CPT code 92060 is frequently billed by pediatric, neuro-ophthalmology, and comprehensive ophthalmology practices for the sensorimotor exam. The code has been in use since Jan. 1, 1989.
92060’s official descriptor: “Sensorimotor examination with multiple measurements of ocular deviation (e.g., restrictive or paretic muscle with diplopia) with interpretation and report (separate procedure).”
When is 92060 billed? This test goes beyond the basic sensorimotor test that is performed in a standard eye exam. It is performed for conditions such as strabismus, nystagmus, amblyopia, torticollis, and craniofacial syndromes, among others.
Common questions about 92060. The following questions have been asked by attendees at AAOE’s Codequest events (aao.org/codequest) and during the American Association of Pediatric Ophthalmology and Strabismus (AAPOS) annual coding sessions.
Frequently Asked Questions
Q. What are the documentation requirements?
A.You must document multiple measurements of ocular alignment in different fields of gaze and/or at different distances. You also need to document a sensory test—such as stereo rings, stereo fly, and/or the Worth 4-dot test.
Q. What if the patient, due to age or diminished mental capacity, is unable to perform the sensory component of the sensorimotor exam?
A. When patients aren’t able to fulfill the sensory component, documenting the reason why they were not able to do so would enable you to still meet the criteria for billing this code.
Q. If you bill for an E/M code or an Eye visit code, can you also bill for a 92060 sensorimotor exam that is performed on the same day?
A. For Medicare and commercial plans that follow Medicare’s rules, yes. The 92060 exam is much more detailed than the brief sensorimotor exam that is performed as one of the 12 elements of an E/M or Eye visit code. However, due to the 92060 descriptor’s “separate procedure” language, some commercial payers will not cover any other service the same day.
Q. When an orthoptist or technician performs a sensorimotor exam at the request of an ophthalmologist, does the physician have to be onsite?
A. For Medicare patients, CMS assigns general supervision to the code’s technical component. General supervision means that the procedure is performed under the physician’s overall direction and control, but the physician doesn’t have to be present in the office when the service is provided. However, commercial plans that don’t follow CMS’ rules only recognize direct supervision, which means that a physician of the practice must be onsite when the service is performed.
Q. Does the National Correct Coding Initiative (NCCI) bundle any other service with the sensorimotor exam?
A. CPT codes 99211, 99446, 99447, 99448, 99449, 99451, and 99452 are bundled with 92060.
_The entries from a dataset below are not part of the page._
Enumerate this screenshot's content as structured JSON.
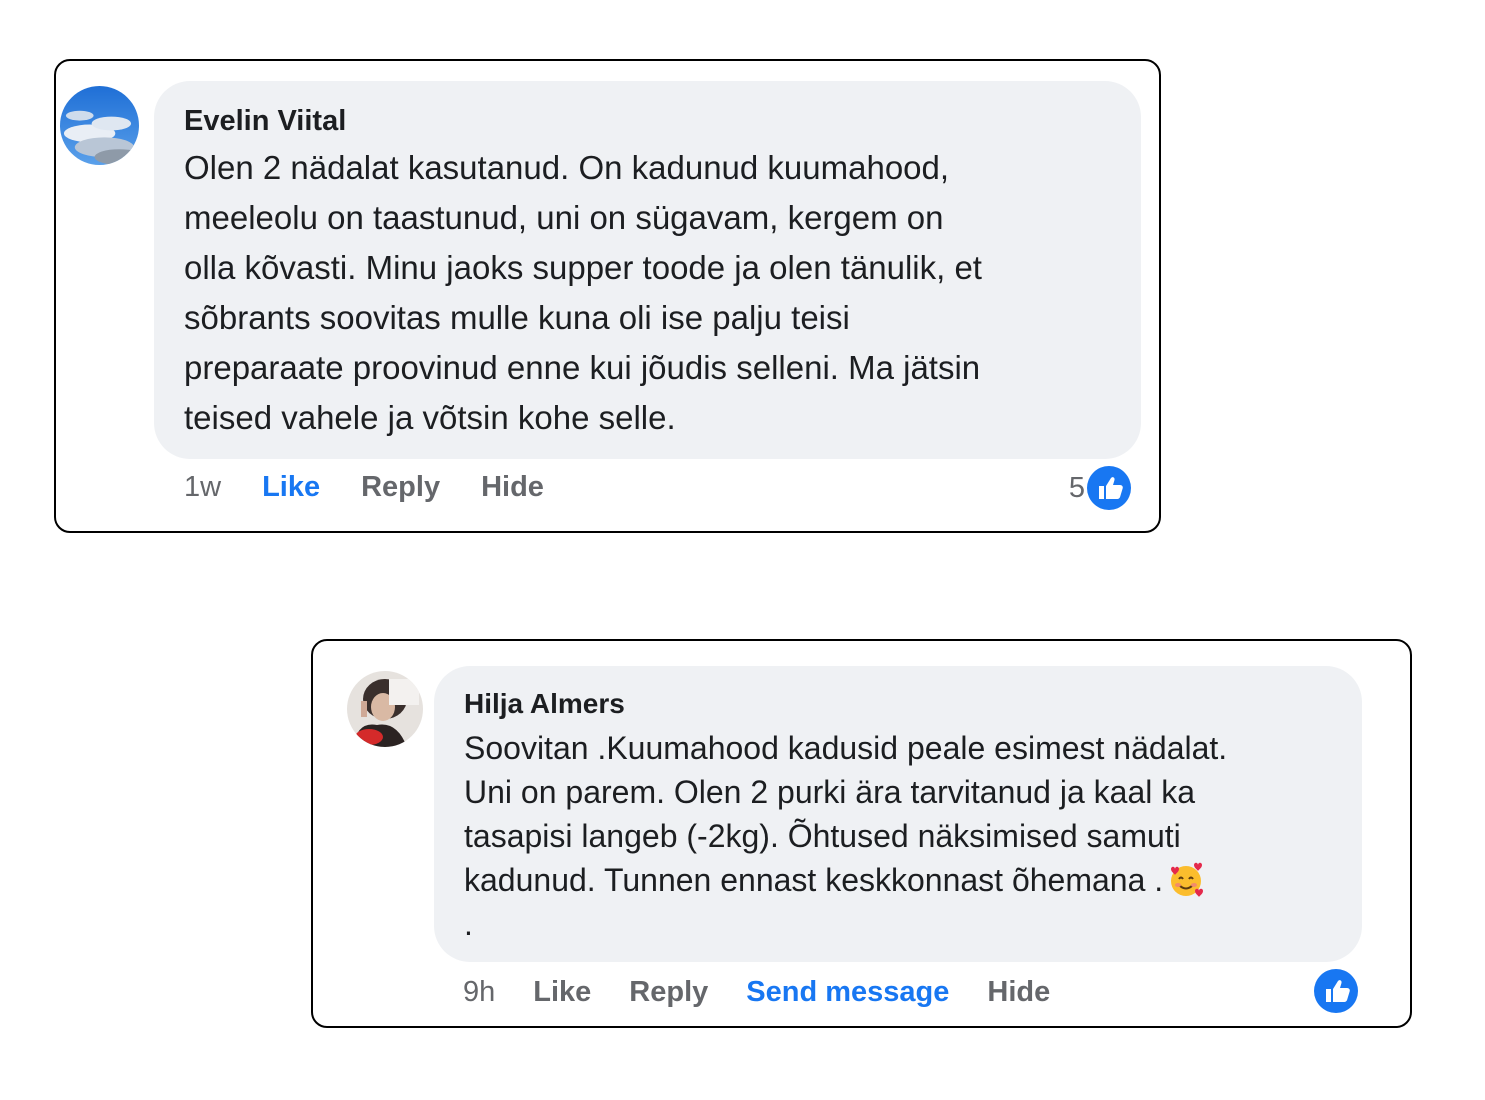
{
  "comments": [
    {
      "author": "Evelin Viital",
      "lines": [
        "Olen 2 nädalat kasutanud. On kadunud kuumahood,",
        "meeleolu on taastunud, uni on sügavam, kergem on",
        "olla kõvasti. Minu jaoks supper toode ja olen tänulik, et",
        "sõbrants soovitas mulle kuna oli ise palju teisi",
        "preparaate proovinud enne kui jõudis selleni. Ma jätsin",
        "teised vahele ja võtsin kohe selle."
      ],
      "time": "1w",
      "like_label": "Like",
      "reply_label": "Reply",
      "hide_label": "Hide",
      "reaction_count": "5",
      "reaction_icon": "thumbs-up-icon"
    },
    {
      "author": "Hilja Almers",
      "lines": [
        "Soovitan .Kuumahood kadusid peale esimest nädalat.",
        "Uni on parem. Olen 2 purki ära tarvitanud ja kaal ka",
        "tasapisi langeb (-2kg). Õhtused näksimised samuti",
        "kadunud. Tunnen ennast keskkonnast õhemana .",
        "."
      ],
      "emoji": "smiling-face-with-hearts-icon",
      "time": "9h",
      "like_label": "Like",
      "reply_label": "Reply",
      "send_message_label": "Send message",
      "hide_label": "Hide",
      "reaction_icon": "thumbs-up-icon"
    }
  ],
  "colors": {
    "bubble": "#eff1f4",
    "text": "#1c1e21",
    "muted": "#65676b",
    "accent": "#1877f2",
    "border": "#000000"
  }
}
Q. Often, a few days before strabismus surgery, the surgeon sees the patient to take last-minute measurements. What is the appropriate way to code this encounter?
A. If you already performed the eye exam that determined the need for surgery, you can’t bill for a second E/M code or Eye visit code at this patient encounter. However, when documentation supports the performance of the sensorimotor exam, and it is done more than one day before the strabismus surgery, you can submit CPT code 92060. For major surgeries, such as strabismus surgery, exams performed the day before surgery are not separately billable, as they are included in the surgery’s global package.
Suppose you use this last-minute patient encounter as an opportunity to discuss the risks and benefits of the surgery with the patient; there would be no separate reimbursement for that discussion, since it was included in your payment for the original exam that you performed to determine the need for surgery.